Various states across the nation, including California, have legalized recreational and medicinal marijuana. This has opened the door for companies in the states to grow, manufacture and sell a variety of marijuana-based products. Many companies have even patented different varieties and forms of marijuana and marijuana-based products. The question is: Will pot patents hold up in court?
The number of ideas and inventions a single human being can create is limitless. That said, countless ideas have already been created and formally patented with the U.S. Patent Office. No matter how "original" you feel your creation is — and you may have indeed come up with it all by yourself — if your idea has already been patented by someone else, you may be out of luck in terms of profiting from your creation. For this reason, before you apply for a formal patent, you'll need to do some research.
If you own a copyright, one thing you may wish to do at some point is transfer it to another entity. Copyrights are personal property, and you have the right to transfer it to others if you wish. Your exclusive rights bind the idea or product to you, but you can transfer the copyright through a contract.
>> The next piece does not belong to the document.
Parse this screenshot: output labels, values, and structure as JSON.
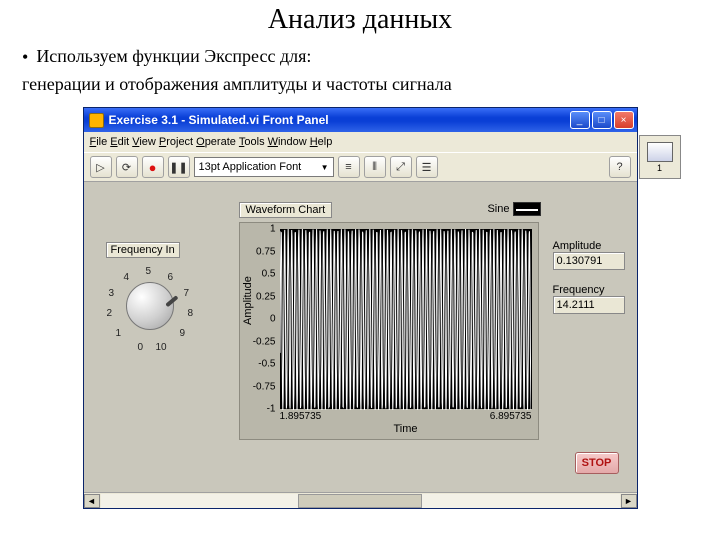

In the latest international news, it has been shown that the United States has charged Chinese companies in relation to the theft of trade secrets. The Nov. 5 report describes the United States formally charging both China and Taiwan along with three individuals were allegedly stealing trade secrets from a semiconductor company in the United States.